TASK TO CARRY OUT:
Within the records that follow, find every line containing the string "JSON". Copy those lines.

Page and application data records:
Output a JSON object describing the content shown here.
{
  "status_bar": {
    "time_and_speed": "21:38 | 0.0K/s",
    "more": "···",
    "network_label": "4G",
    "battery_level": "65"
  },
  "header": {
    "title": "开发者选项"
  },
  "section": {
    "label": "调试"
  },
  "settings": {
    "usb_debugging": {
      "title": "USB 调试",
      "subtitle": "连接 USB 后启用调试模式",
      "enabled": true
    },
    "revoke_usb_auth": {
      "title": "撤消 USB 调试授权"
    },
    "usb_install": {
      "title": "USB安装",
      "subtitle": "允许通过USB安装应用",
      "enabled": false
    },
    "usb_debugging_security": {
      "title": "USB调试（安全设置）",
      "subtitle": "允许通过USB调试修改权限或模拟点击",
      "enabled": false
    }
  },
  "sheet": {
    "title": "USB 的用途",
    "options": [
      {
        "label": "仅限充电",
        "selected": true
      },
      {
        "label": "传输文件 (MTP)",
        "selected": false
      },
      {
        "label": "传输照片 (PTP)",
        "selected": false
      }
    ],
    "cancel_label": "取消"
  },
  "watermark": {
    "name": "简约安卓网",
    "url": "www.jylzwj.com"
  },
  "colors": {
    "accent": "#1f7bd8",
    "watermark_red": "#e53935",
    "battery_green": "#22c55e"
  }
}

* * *

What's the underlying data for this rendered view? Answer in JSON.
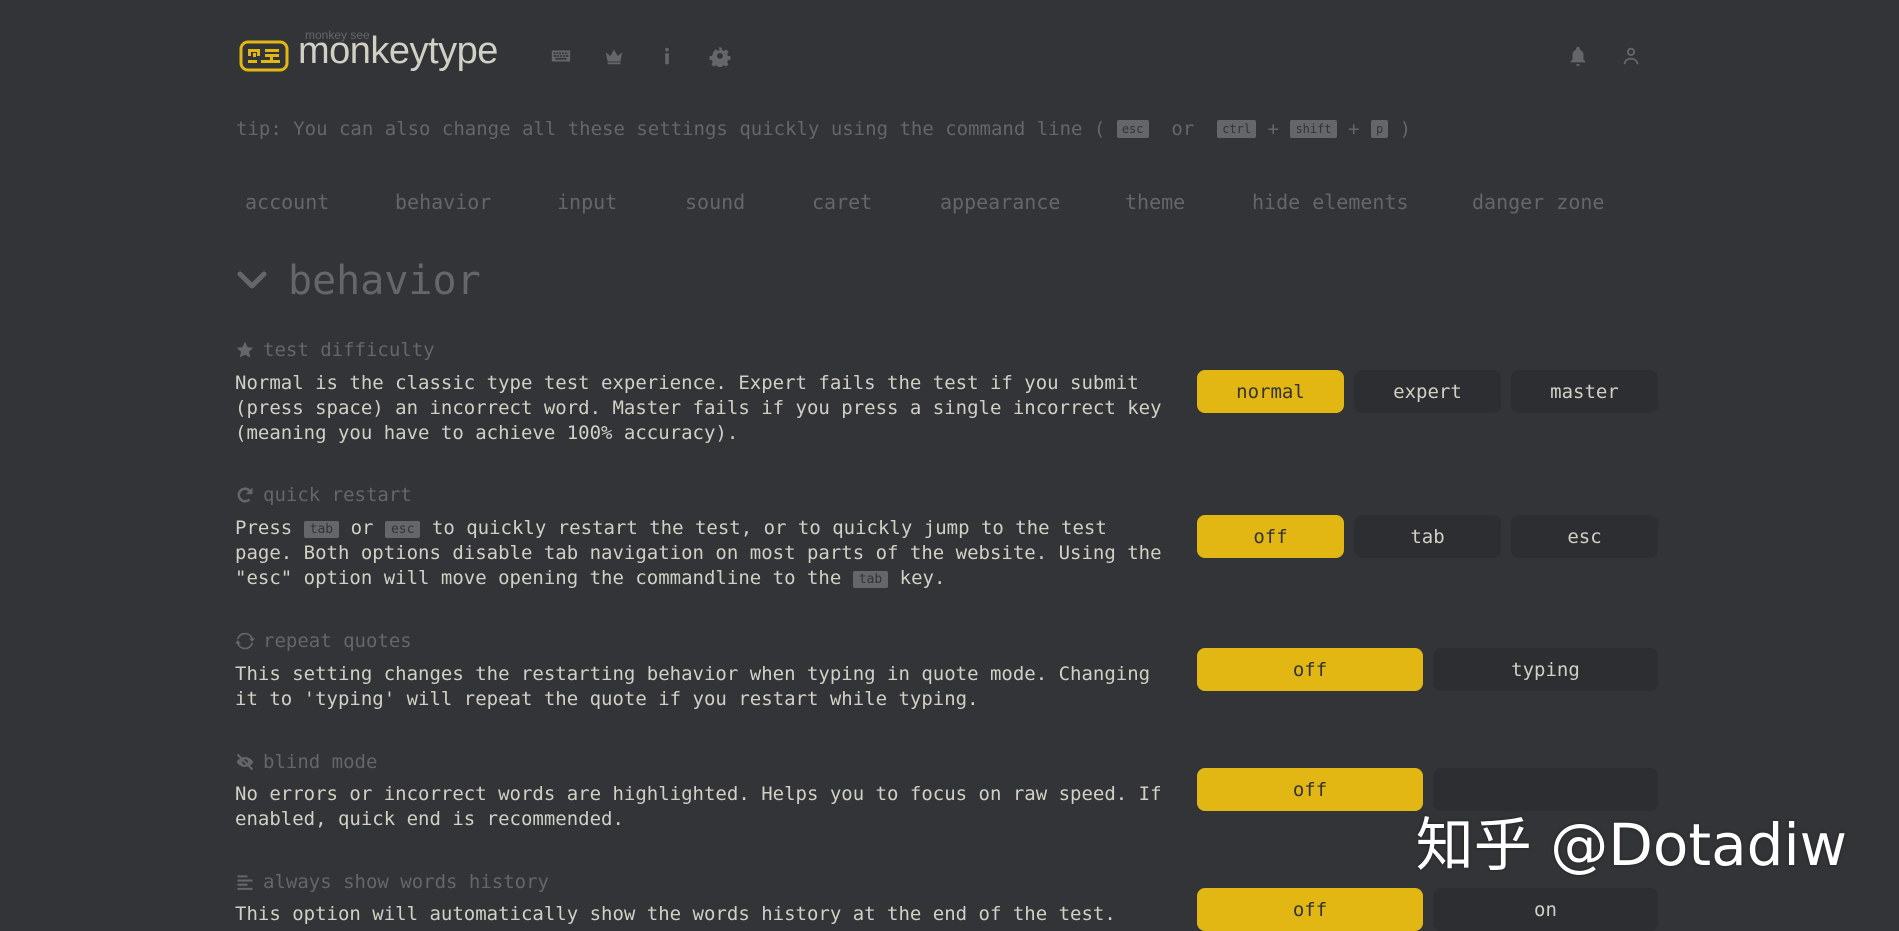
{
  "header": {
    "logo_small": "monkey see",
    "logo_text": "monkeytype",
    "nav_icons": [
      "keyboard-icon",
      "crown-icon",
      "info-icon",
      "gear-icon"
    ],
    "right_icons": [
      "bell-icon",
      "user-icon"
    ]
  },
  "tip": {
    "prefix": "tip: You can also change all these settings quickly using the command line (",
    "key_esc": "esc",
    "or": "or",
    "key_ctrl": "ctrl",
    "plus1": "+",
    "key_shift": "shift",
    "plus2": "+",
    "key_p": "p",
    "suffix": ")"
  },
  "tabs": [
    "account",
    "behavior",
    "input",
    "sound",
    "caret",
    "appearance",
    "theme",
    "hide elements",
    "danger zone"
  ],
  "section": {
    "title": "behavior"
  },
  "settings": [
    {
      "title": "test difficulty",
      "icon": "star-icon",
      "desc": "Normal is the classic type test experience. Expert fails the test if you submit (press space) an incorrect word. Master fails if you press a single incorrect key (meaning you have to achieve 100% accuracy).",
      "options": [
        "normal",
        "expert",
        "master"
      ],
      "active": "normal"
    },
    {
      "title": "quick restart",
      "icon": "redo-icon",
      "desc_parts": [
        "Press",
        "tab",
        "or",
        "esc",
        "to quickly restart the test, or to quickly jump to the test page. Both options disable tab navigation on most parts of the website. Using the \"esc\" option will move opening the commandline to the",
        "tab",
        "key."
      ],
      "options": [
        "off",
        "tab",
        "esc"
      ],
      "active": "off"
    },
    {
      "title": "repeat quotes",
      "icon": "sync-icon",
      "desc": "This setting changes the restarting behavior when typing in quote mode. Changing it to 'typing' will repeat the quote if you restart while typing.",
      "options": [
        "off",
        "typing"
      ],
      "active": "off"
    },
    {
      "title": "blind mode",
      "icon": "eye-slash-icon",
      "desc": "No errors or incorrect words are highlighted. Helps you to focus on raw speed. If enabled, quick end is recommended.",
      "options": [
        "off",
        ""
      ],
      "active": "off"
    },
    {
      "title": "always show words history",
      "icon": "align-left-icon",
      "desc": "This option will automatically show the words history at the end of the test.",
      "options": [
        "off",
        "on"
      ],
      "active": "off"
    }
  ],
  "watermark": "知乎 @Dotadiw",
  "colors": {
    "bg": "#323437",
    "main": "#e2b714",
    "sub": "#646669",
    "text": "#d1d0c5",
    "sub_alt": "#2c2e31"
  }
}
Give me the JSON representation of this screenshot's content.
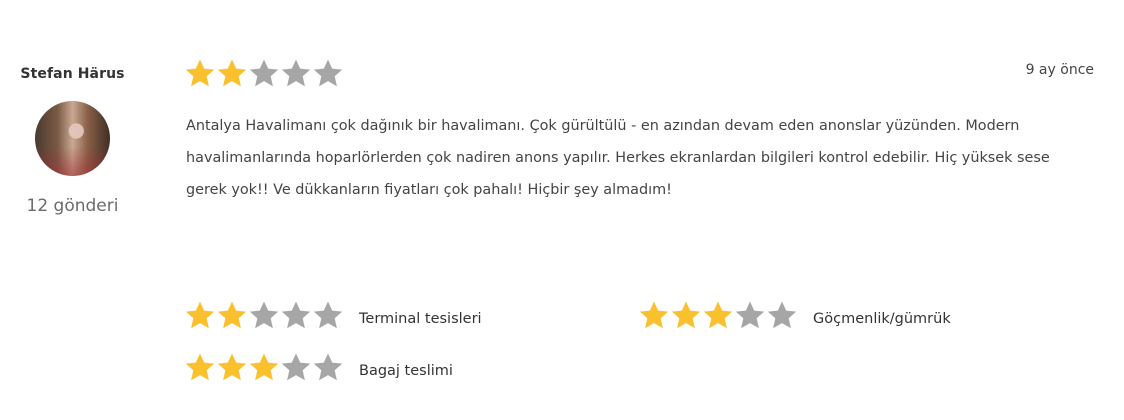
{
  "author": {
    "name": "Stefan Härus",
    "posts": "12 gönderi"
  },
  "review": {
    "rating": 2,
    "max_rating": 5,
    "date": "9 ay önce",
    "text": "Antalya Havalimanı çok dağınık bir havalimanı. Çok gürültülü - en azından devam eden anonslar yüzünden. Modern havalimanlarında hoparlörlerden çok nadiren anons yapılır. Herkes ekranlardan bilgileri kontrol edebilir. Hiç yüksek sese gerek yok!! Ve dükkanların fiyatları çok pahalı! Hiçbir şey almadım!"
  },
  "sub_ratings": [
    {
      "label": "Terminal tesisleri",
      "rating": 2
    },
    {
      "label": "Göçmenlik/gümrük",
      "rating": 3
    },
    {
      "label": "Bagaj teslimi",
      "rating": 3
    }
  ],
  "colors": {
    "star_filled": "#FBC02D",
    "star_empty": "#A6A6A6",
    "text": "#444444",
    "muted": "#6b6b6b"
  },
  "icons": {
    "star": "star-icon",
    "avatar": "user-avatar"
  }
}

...

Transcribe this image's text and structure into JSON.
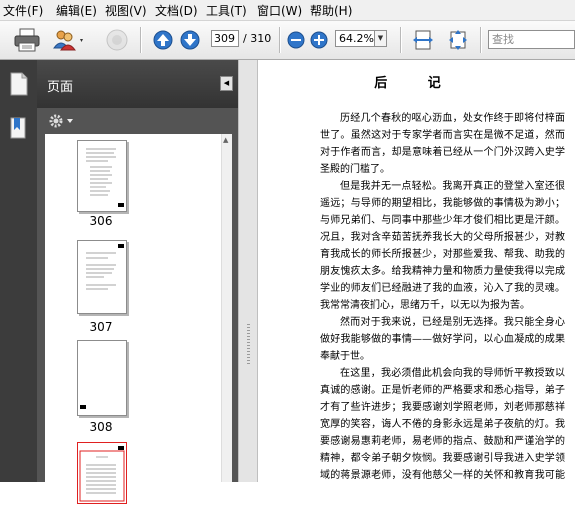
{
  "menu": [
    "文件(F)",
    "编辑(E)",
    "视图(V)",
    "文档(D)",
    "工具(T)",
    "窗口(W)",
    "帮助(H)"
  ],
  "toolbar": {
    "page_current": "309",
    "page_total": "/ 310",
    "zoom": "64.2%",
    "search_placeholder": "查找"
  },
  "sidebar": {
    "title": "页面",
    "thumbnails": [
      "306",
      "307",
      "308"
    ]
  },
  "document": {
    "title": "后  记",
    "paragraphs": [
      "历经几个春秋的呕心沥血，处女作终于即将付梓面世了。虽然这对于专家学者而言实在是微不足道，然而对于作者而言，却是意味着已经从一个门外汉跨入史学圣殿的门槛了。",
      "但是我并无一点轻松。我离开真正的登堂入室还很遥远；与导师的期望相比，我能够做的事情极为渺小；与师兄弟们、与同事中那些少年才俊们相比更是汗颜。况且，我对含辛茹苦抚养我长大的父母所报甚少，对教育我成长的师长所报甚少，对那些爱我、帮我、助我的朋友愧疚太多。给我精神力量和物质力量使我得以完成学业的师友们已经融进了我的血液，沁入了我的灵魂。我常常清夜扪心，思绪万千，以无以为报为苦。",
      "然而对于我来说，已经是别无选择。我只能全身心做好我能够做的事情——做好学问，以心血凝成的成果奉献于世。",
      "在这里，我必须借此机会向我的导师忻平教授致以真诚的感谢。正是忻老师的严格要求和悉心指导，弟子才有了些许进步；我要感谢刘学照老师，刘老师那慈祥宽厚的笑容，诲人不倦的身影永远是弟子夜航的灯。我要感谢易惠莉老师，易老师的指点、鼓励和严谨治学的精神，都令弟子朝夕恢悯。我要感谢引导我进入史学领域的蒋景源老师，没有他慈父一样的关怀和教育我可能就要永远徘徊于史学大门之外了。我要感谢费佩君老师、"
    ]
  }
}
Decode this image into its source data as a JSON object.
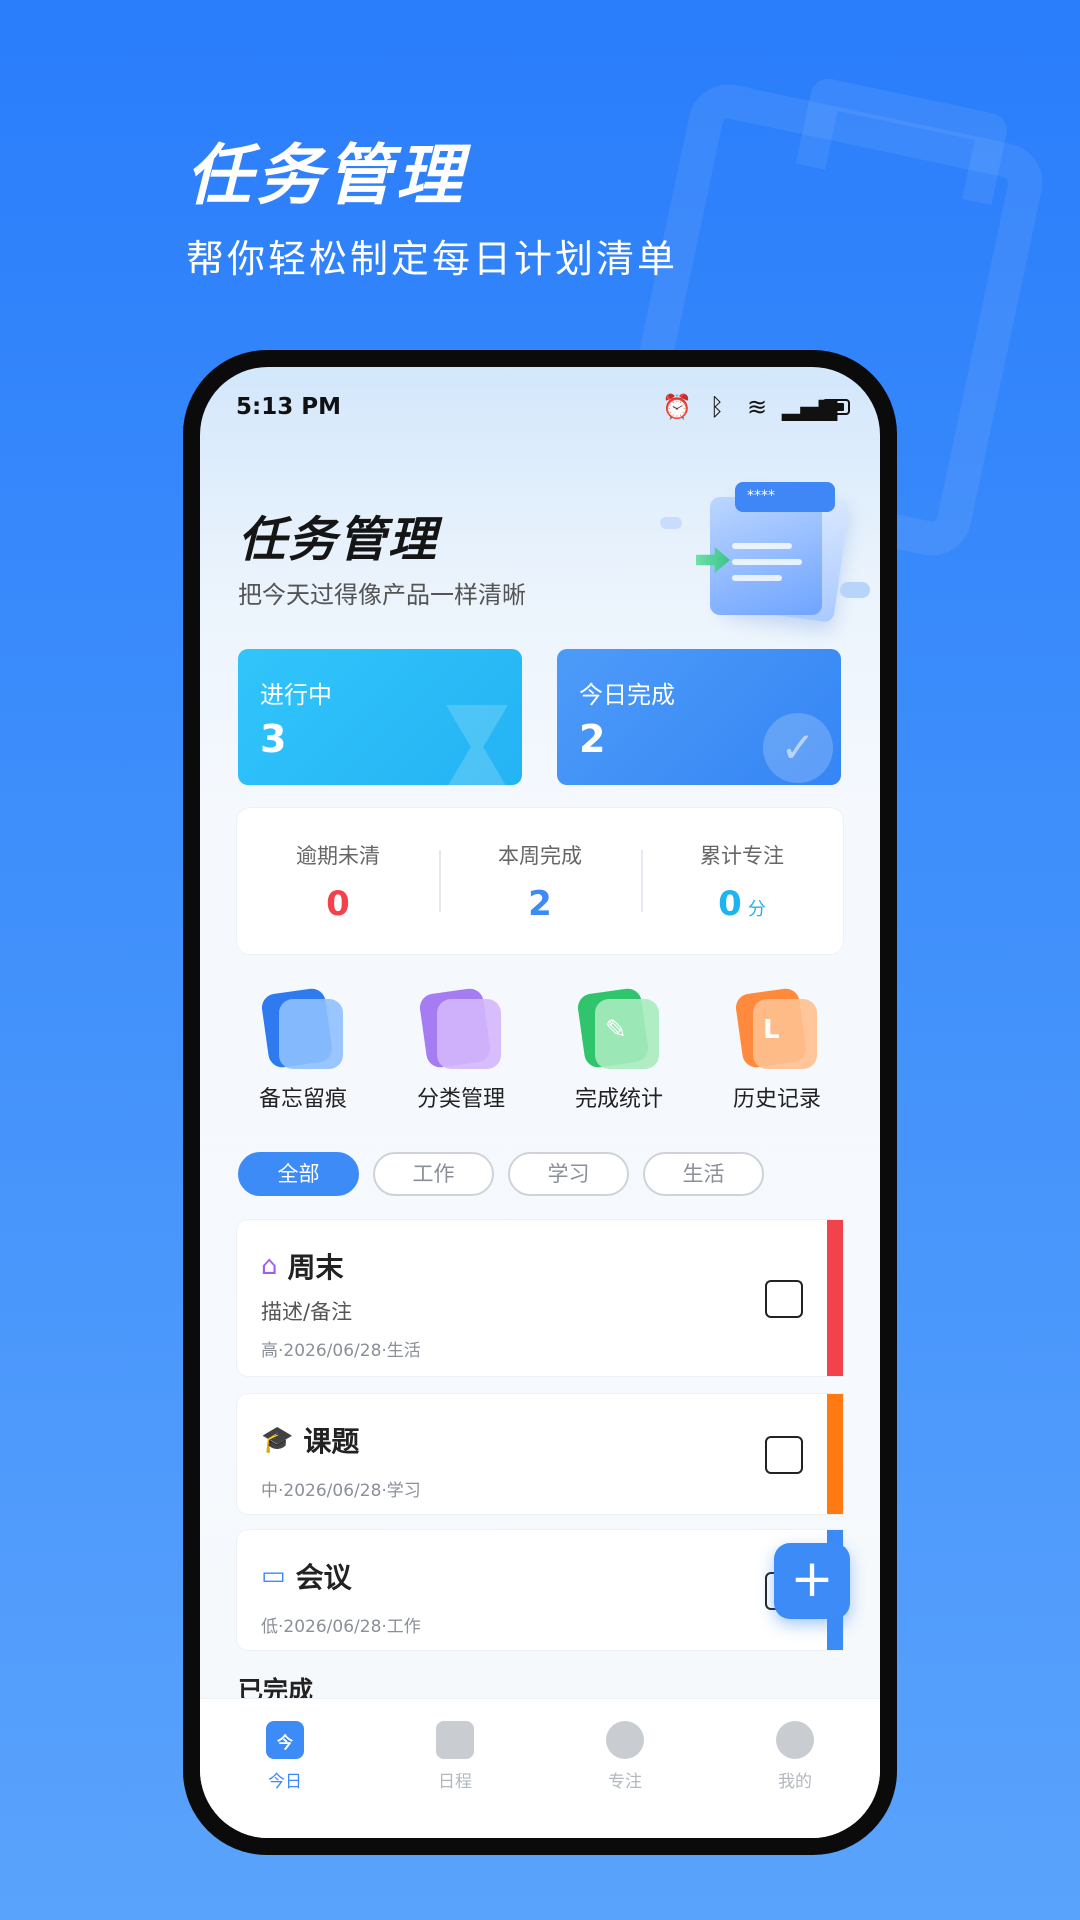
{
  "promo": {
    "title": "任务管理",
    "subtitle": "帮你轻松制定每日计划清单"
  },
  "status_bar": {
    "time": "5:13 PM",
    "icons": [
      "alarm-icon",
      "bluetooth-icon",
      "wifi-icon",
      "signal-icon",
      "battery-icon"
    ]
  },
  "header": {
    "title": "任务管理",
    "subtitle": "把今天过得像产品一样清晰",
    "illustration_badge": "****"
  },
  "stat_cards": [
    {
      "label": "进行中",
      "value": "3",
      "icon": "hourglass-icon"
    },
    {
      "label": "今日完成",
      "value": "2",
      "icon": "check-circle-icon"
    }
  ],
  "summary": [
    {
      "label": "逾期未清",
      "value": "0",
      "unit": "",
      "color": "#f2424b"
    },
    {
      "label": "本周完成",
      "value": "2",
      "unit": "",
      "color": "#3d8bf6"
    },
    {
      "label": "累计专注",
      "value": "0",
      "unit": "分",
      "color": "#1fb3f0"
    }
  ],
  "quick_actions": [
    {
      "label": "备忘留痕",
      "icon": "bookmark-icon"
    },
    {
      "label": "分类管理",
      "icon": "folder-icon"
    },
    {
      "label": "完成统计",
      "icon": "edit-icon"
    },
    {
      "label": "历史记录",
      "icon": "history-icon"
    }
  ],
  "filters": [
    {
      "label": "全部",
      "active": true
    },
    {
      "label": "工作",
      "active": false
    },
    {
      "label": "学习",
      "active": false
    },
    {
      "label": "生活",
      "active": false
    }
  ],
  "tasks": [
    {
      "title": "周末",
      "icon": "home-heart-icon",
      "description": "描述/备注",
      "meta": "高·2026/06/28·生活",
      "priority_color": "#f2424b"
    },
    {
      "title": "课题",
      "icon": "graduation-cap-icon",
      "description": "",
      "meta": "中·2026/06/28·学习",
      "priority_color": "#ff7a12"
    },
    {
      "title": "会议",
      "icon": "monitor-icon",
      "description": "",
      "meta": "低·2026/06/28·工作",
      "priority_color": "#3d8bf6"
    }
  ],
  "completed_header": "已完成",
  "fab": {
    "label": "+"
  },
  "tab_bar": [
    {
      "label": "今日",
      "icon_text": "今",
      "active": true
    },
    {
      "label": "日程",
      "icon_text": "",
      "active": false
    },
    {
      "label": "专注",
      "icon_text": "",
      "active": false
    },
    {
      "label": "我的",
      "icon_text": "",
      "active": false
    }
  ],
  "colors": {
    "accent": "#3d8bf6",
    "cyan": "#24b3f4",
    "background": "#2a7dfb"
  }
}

RESULT:
Output a JSON object describing the content shown here.
What's the underlying data for this rendered view? Answer in JSON.
Give me the JSON representation of this screenshot's content.
Transcribe this image's text and structure into JSON.
Decode this image into its source data as a JSON object.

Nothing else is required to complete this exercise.